It's less verbose, increases flexibility, and decreases coupling. What's not to like?
Let's compare the use of a closure for handling an event versus using a class. The class must implement a specific interface. This means the event handler must not only have specific arguments, but also a specific name. If you want that same object to be able to handle events from other sources, those sources either cannot use the same function name in the handler interface, or the event source must provide some other means of distinguishing the events.
That leads to messes like Java having an ActionListener, AdjustmentListener, AncestorListener, AWTEventListener, BeanContextMembershipListener, BeanContextServiceRevokedListener, BeanContextServices, BeanContextServicesListener, CaretListener, CellEditorListener, ChangeListener, ComponentListener, ConnectionEventListener, ContainerListener, ControllerEventListener, DocumentListener, DragGestureListener, DragSourceListener, DragSourceMotionListener, DropTargetListener, FlavorListener, FocusListener, HandshakeCompletedListener, HierarchyBoundsListener, HierarchyListener, HyperlinkListener, IIOReadProgressListener, IIOReadUpdateListener, IIOReadWarningListener, IIOWriteProgressListener, IIOWriteWarningListener, InputMethodListener, InternalFrameListener, ItemListener, KeyListener, LineListener, ListDataListener, ListSelectionListener, MenuDragMouseListener, MenuKeyListener, MenuListener, MetaEventListener, MouseInputListener, MouseListener, MouseMotionListener, MouseWheelListener, NamespaceChangeListener, NamingListener, NodeChangeListener, NotificationListener, ObjectChangeListener, PopupMenuListener, PreferenceChangeListener, PropertyChangeListener, RowSetListener, RowSorterListener, SSLSessionBindingListener, StatementEventListener, TableColumnModelListener, TableModelListener, TextListener, TreeExpansionListener, TreeModelListener, TreeSelectionListener, TreeWillExpandListener, UndoableEditListener, UnsolicitedNotificationListener, VetoableChangeListener, WindowFocusListener, WindowListener, and WindowStateListener.

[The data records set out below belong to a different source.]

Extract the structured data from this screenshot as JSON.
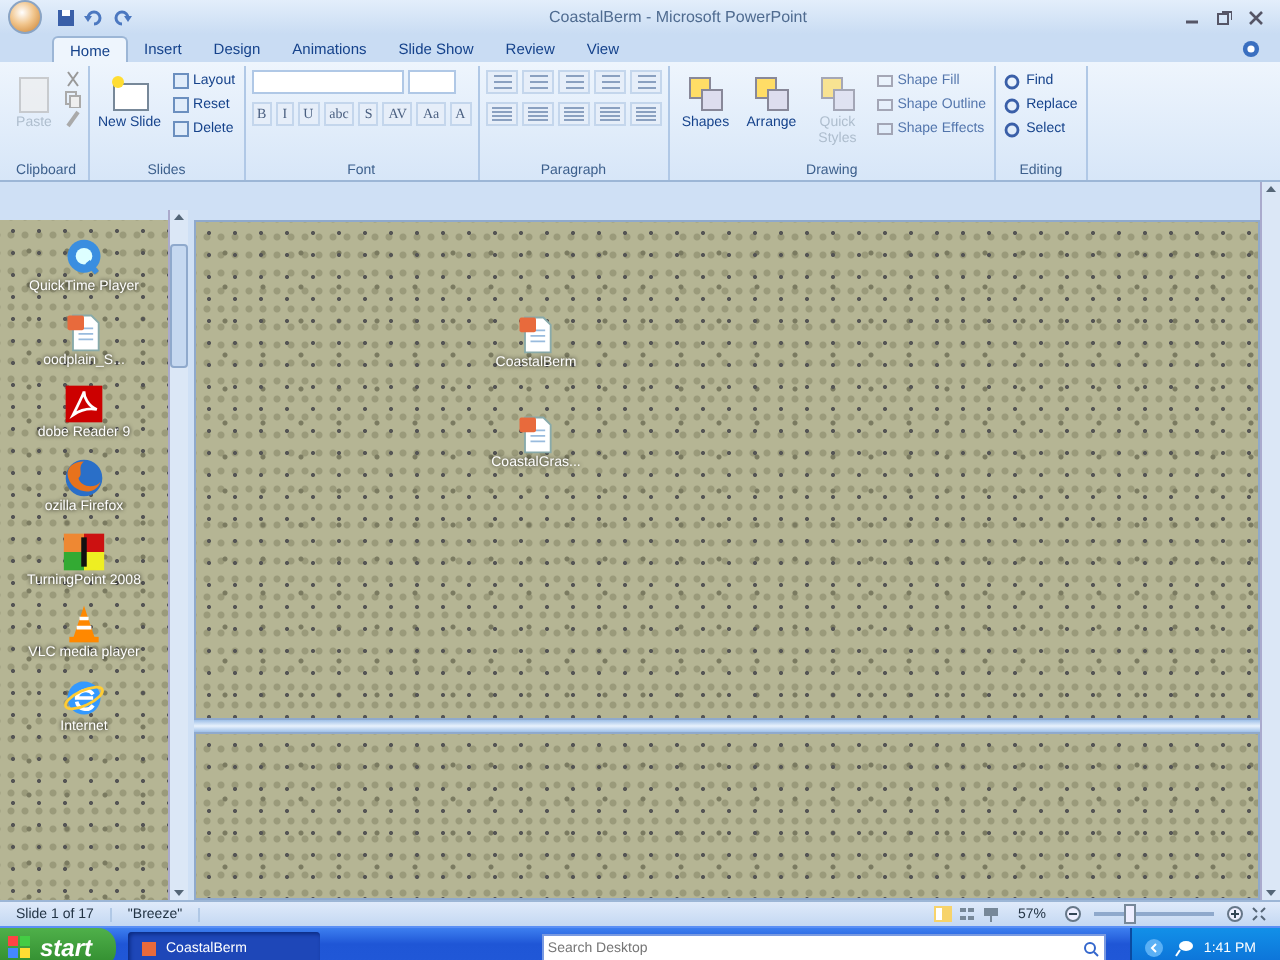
{
  "window": {
    "title": "CoastalBerm - Microsoft PowerPoint"
  },
  "tabs": [
    {
      "label": "Home",
      "selected": true
    },
    {
      "label": "Insert",
      "selected": false
    },
    {
      "label": "Design",
      "selected": false
    },
    {
      "label": "Animations",
      "selected": false
    },
    {
      "label": "Slide Show",
      "selected": false
    },
    {
      "label": "Review",
      "selected": false
    },
    {
      "label": "View",
      "selected": false
    }
  ],
  "ribbon": {
    "clipboard": {
      "label": "Clipboard",
      "paste": {
        "label": "Paste",
        "disabled": true
      }
    },
    "slides": {
      "label": "Slides",
      "new_slide": "New Slide",
      "items": [
        "Layout",
        "Reset",
        "Delete"
      ]
    },
    "font": {
      "label": "Font",
      "buttons": [
        "B",
        "I",
        "U",
        "abc",
        "S",
        "AV",
        "Aa",
        "A"
      ]
    },
    "paragraph": {
      "label": "Paragraph"
    },
    "drawing": {
      "label": "Drawing",
      "big": [
        {
          "label": "Shapes",
          "disabled": false
        },
        {
          "label": "Arrange",
          "disabled": false
        },
        {
          "label": "Quick Styles",
          "disabled": true
        }
      ],
      "small": [
        {
          "label": "Shape Fill",
          "disabled": true
        },
        {
          "label": "Shape Outline",
          "disabled": true
        },
        {
          "label": "Shape Effects",
          "disabled": true
        }
      ]
    },
    "editing": {
      "label": "Editing",
      "items": [
        "Find",
        "Replace",
        "Select"
      ]
    }
  },
  "desktop_icons": [
    {
      "label": "QuickTime Player",
      "kind": "media"
    },
    {
      "label": "oodplain_S...",
      "kind": "document"
    },
    {
      "label": "dobe Reader 9",
      "kind": "reader"
    },
    {
      "label": "ozilla Firefox",
      "kind": "browser"
    },
    {
      "label": "TurningPoint 2008",
      "kind": "clicker"
    },
    {
      "label": "VLC media player",
      "kind": "cone"
    },
    {
      "label": "Internet",
      "kind": "globe"
    }
  ],
  "slide_icons": [
    {
      "label": "CoastalBerm",
      "kind": "document"
    },
    {
      "label": "CoastalGras...",
      "kind": "document"
    }
  ],
  "status_bar": {
    "slide": "Slide 1 of 17",
    "theme": "\"Breeze\"",
    "zoom": "57%",
    "zoom_slider": {
      "level": 0.3
    }
  },
  "taskbar": {
    "start": "start",
    "tasks": [
      {
        "label": "CoastalBerm",
        "selected": true
      }
    ],
    "search": {
      "placeholder": "Search Desktop"
    },
    "clock": "1:41 PM"
  }
}
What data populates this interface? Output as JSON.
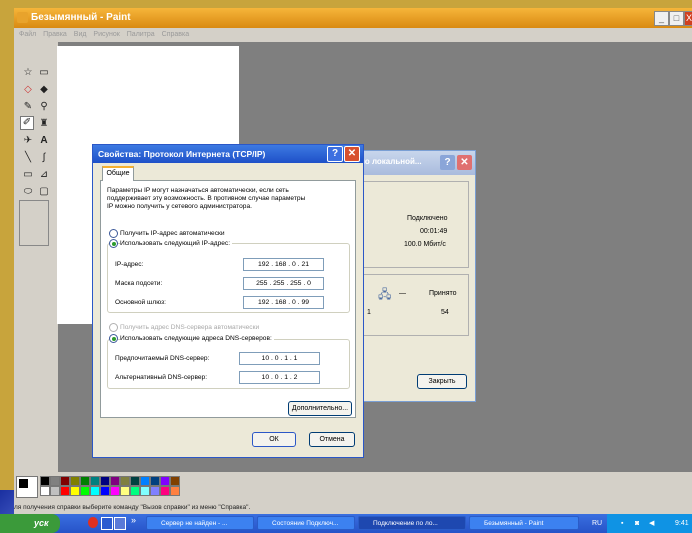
{
  "paint": {
    "title": "Безымянный - Paint",
    "menu": [
      "Файл",
      "Правка",
      "Вид",
      "Рисунок",
      "Палитра",
      "Справка"
    ],
    "status": "ля получения справки выберите команду \"Вызов справки\" из меню \"Справка\"."
  },
  "palette_colors": [
    "#000000",
    "#808080",
    "#800000",
    "#808000",
    "#008000",
    "#008080",
    "#000080",
    "#800080",
    "#808040",
    "#004040",
    "#0080ff",
    "#004080",
    "#8000ff",
    "#804000",
    "#ffffff",
    "#c0c0c0",
    "#ff0000",
    "#ffff00",
    "#00ff00",
    "#00ffff",
    "#0000ff",
    "#ff00ff",
    "#ffff80",
    "#00ff80",
    "#80ffff",
    "#8080ff",
    "#ff0080",
    "#ff8040"
  ],
  "net_window": {
    "title": "по локальной...",
    "status": "Подключено",
    "duration": "00:01:49",
    "speed": "100.0 Мбит/с",
    "received_label": "Принято",
    "received": "54",
    "sent_partial": "1",
    "close_label": "Закрыть"
  },
  "dialog": {
    "title": "Свойства: Протокол Интернета (TCP/IP)",
    "tab": "Общие",
    "intro_lines": [
      "Параметры IP могут назначаться автоматически, если сеть",
      "поддерживает эту возможность. В противном случае параметры",
      "IP можно получить у сетевого администратора."
    ],
    "radio_auto_ip": "Получить IP-адрес автоматически",
    "radio_manual_ip": "Использовать следующий IP-адрес:",
    "ip_label": "IP-адрес:",
    "ip_value": "192 . 168 .  0  .  21",
    "mask_label": "Маска подсети:",
    "mask_value": "255 . 255 . 255 .  0",
    "gateway_label": "Основной шлюз:",
    "gateway_value": "192 . 168 .  0  .  99",
    "radio_auto_dns": "Получить адрес DNS-сервера автоматически",
    "radio_manual_dns": "Использовать следующие адреса DNS-серверов:",
    "dns1_label": "Предпочитаемый DNS-сервер:",
    "dns1_value": "10  .  0  .  1  .  1",
    "dns2_label": "Альтернативный DNS-сервер:",
    "dns2_value": "10  .  0  .  1  .  2",
    "advanced_button": "Дополнительно...",
    "ok_button": "ОК",
    "cancel_button": "Отмена"
  },
  "taskbar": {
    "start_label": "уск",
    "items": [
      "Сервер не найден - ...",
      "Состояние Подключ...",
      "Подключение по ло...",
      "Безымянный - Paint"
    ],
    "lang": "RU",
    "clock": "9:41"
  }
}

Using closures removes the need to create all those different unique interfaces and worry about conflicts between them. This simplifies the library design, but also makes it easier for you as a consumer of that library. You don't have to remember or look up which interface to implement. You don't have to remember or look up whether you need to name your handler function
stateChanged. You don't have to create empty implementations of the parts of the interface you don't care about.
You just have to create a closure that takes the appropriate arguments, which are usually easy to make consistent throughout the system, and much of the time you don't even need those arguments because of the closure's context. It's a much smaller mental load.
Edit: I was not aware of C# delegates when I wrote the first part of my answer. They are unique to .Net (which I don't use), and most other libraries use full closures in the same situations as delegates. Languages that don't have closures usually implement an interface for each event type, which creates the naming problems I mentioned. Delegates solve that problem by enabling you to name your event handler whatever you want.
That being said, closures are generally a much more concise way to solve the same problem. They don't require the programmer to explicitly put their state into a class. They don't require their own names. They are encapsulated within the function where they are defined, and therefore very limited in scope, which makes it very easy to create as many as you need without worrying about conflicting with each other.
Just don't forget about principles like DRY. If you find yourself copying and pasting a closure, you should probably refactor it out so it is shareable and has a useful name.